Regional parents get remote help
NSW is running a trial that gives parents in regional and rural areas access to specialised support services for severe behavioural problems in young children.
The parent training program is delivered via the internet and aims to give access to specialist mental health therapy for families in remote areas.
Clinical psychologists will use a live video link to coach parents as they play with their children, then give support based on the interactions and behaviour they have witnessed.
“This is the first time that parents who don’t have easy access to specialist help in their community can receive live video-based coaching in parenting strategies while the parent and child are playing,” says Dr Jane Kohlhoff, from UNSW Medicine’s School of Psychiatry.
The project employs the play-based program, Parent Child Interaction Therapy (PCIT), which Dr Kohlhoff says is an evidence-based method of treating consistent and disruptive behaviour in children aged 2 to 4.
The PCIT therapy program will provide up to 6 to 12 sessions over a three month period, in which clinicians follow the same principles as when working with families in-person, coaching the parent through a one-way mirror while the parent and child play.
The aim of PCIT is to improve the child’s behaviour by strengthening the parent-child relationship and teaching positive limit-setting strategies.
Helping to mitigate behaviour problems early is key in improving family dynamics, preventing chronic problems emerging later in life, says Dr Kohlhoff.
“The whole program in based on the knowledge that children need warmth and sensitivity, combined with positive discipline,” she said.
“This type of access to specialist services is especially crucial for parents who are geographically isolated in rural towns or farms.
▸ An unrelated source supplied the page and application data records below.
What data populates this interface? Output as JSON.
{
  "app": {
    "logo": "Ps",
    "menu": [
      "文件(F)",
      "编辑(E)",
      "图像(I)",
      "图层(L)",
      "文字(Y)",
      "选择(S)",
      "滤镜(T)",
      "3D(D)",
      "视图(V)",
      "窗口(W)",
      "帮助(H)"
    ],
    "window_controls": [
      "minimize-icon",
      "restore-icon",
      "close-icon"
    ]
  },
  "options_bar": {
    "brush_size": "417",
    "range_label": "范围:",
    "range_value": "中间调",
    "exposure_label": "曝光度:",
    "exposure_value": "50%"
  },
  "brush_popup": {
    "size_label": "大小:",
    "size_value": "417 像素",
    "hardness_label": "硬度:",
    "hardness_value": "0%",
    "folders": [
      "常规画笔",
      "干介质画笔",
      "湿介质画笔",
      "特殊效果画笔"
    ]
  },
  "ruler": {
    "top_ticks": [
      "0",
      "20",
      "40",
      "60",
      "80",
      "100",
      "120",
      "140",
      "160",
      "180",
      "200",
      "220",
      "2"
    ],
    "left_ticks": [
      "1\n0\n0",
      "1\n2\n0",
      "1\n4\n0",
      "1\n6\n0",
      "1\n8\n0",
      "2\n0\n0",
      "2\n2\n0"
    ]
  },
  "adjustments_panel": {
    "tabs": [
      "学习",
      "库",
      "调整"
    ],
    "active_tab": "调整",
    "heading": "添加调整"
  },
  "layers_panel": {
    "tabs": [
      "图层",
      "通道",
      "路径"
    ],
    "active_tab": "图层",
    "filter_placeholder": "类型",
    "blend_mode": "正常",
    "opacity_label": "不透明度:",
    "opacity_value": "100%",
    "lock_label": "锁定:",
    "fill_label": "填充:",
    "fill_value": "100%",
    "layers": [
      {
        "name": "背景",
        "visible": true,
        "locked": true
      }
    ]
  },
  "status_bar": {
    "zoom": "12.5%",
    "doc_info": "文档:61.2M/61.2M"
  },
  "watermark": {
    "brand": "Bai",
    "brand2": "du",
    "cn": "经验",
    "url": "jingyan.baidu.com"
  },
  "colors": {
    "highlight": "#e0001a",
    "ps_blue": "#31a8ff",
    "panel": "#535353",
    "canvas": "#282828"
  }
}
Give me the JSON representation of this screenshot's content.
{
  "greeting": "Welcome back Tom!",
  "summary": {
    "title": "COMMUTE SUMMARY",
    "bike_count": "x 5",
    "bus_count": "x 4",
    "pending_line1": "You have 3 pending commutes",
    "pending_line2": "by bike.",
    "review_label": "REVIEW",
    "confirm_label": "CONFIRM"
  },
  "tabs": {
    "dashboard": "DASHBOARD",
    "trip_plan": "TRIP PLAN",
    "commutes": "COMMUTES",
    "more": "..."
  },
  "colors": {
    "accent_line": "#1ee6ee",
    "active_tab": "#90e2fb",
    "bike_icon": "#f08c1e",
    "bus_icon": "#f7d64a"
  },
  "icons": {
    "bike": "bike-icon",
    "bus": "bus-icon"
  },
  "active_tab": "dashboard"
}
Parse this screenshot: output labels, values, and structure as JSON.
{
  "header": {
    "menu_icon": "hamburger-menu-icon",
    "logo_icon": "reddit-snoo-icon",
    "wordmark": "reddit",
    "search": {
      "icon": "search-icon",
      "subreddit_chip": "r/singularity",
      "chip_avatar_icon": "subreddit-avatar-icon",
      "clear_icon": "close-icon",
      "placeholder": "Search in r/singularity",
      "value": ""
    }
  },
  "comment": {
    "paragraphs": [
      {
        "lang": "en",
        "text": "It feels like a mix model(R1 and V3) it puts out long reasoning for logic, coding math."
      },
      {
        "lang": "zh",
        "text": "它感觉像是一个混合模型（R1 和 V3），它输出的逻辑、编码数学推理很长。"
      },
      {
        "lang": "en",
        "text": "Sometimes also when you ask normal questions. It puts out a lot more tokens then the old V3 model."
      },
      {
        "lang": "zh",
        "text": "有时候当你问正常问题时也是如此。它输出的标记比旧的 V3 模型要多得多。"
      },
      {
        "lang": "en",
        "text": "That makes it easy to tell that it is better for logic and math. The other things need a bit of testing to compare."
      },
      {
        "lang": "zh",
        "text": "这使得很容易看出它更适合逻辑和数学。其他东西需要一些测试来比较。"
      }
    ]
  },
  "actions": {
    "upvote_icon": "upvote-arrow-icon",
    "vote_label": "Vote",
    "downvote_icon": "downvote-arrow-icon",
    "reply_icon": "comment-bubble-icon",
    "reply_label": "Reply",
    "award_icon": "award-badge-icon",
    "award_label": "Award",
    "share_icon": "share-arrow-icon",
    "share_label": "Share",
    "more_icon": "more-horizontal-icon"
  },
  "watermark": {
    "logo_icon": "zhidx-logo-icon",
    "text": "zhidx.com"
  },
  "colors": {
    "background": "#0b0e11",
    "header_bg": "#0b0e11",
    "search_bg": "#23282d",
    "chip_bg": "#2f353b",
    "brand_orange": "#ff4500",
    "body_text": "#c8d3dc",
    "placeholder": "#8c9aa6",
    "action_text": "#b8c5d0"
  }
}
There shouldn’t be stigma for parenting help, but there often is. This program allows parents to access support from a psychologist in their home and should help ease the burden on other mental health services.”
Dr Kohlhoff and her team intend to treat up to 50 families this year, with those already in the program showing a significant improvement in outcomes.